* [Your goal] Each line below that holds the string "None" counts once; report the total and nothing else.

* [Stored data]

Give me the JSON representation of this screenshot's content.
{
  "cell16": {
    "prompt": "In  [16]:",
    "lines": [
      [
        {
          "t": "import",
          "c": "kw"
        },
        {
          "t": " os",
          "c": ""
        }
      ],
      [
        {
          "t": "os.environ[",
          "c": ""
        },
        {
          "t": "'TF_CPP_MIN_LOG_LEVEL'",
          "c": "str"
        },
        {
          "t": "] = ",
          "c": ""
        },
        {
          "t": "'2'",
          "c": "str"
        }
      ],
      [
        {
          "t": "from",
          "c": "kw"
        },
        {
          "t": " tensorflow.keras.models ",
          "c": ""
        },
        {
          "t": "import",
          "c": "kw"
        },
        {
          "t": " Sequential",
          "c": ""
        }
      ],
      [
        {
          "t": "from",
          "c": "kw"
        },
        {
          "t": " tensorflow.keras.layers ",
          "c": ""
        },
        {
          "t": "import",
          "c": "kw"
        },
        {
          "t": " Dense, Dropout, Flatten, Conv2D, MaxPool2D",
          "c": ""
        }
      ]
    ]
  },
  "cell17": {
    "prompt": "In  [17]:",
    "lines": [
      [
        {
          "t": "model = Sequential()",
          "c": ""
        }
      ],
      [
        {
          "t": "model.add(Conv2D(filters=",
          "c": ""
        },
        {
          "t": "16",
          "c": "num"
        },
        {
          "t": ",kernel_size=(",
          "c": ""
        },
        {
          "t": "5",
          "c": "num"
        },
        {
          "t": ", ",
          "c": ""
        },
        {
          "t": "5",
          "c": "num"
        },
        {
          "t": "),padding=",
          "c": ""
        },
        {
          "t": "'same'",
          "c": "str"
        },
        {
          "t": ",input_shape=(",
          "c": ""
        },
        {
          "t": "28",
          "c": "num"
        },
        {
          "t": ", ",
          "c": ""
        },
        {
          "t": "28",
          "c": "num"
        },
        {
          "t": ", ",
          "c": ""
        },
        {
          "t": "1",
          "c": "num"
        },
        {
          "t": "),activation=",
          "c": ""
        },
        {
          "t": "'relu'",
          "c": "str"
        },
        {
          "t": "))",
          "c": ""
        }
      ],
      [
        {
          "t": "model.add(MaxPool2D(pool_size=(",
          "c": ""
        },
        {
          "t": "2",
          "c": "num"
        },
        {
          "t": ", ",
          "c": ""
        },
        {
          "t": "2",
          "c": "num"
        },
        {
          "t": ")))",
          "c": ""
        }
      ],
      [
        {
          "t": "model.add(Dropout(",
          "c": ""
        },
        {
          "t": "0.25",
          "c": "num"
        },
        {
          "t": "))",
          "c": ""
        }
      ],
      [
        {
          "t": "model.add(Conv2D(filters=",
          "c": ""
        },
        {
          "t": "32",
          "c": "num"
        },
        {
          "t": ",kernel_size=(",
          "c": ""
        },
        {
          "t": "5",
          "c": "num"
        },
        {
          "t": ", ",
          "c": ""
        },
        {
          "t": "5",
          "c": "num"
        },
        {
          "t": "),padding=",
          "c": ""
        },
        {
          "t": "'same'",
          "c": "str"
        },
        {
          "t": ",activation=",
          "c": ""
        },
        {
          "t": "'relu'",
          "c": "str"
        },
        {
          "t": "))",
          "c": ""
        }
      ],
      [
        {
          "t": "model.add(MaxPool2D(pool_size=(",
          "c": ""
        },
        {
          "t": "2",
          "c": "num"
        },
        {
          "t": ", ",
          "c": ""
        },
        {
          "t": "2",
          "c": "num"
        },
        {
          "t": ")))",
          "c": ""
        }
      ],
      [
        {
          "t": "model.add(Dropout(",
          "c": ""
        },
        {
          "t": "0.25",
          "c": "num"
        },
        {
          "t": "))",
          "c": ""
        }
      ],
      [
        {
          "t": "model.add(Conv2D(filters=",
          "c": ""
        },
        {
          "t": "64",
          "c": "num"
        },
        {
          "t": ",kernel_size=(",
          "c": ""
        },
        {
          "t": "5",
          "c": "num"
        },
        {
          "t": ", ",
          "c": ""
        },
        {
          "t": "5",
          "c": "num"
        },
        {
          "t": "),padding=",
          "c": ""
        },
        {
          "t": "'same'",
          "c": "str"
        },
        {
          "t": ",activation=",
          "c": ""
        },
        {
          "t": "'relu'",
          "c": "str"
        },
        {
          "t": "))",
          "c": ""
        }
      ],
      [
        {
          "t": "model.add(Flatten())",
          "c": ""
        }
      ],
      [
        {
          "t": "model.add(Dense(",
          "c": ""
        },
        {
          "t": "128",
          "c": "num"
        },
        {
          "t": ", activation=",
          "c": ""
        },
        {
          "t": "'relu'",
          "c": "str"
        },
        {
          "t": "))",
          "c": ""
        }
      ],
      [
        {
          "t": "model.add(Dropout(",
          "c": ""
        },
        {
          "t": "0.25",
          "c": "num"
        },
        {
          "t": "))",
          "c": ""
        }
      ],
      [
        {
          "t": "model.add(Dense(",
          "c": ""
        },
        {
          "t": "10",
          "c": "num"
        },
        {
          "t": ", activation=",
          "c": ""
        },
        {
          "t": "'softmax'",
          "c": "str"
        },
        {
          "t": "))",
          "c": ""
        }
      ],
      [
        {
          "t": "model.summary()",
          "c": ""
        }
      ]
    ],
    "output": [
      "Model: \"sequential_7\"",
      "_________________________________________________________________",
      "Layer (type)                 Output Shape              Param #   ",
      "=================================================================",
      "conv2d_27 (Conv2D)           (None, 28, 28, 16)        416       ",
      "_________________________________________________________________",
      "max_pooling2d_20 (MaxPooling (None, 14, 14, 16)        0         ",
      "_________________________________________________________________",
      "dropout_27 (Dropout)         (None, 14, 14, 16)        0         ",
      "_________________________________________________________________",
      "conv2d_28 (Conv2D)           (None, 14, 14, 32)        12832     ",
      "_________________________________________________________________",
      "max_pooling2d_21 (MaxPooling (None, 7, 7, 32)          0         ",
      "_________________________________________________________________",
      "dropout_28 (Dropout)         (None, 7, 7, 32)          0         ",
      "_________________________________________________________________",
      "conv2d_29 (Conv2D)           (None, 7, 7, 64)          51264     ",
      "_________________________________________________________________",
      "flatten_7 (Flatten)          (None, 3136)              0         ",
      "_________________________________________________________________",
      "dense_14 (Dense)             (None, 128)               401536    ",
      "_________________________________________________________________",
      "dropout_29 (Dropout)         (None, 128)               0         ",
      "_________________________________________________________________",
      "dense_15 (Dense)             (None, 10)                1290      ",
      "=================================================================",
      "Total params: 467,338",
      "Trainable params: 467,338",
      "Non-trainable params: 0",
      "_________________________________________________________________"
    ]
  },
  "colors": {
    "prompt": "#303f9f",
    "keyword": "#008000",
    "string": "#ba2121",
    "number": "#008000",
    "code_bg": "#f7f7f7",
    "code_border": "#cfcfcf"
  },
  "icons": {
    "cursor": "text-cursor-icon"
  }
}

* [Task result] 11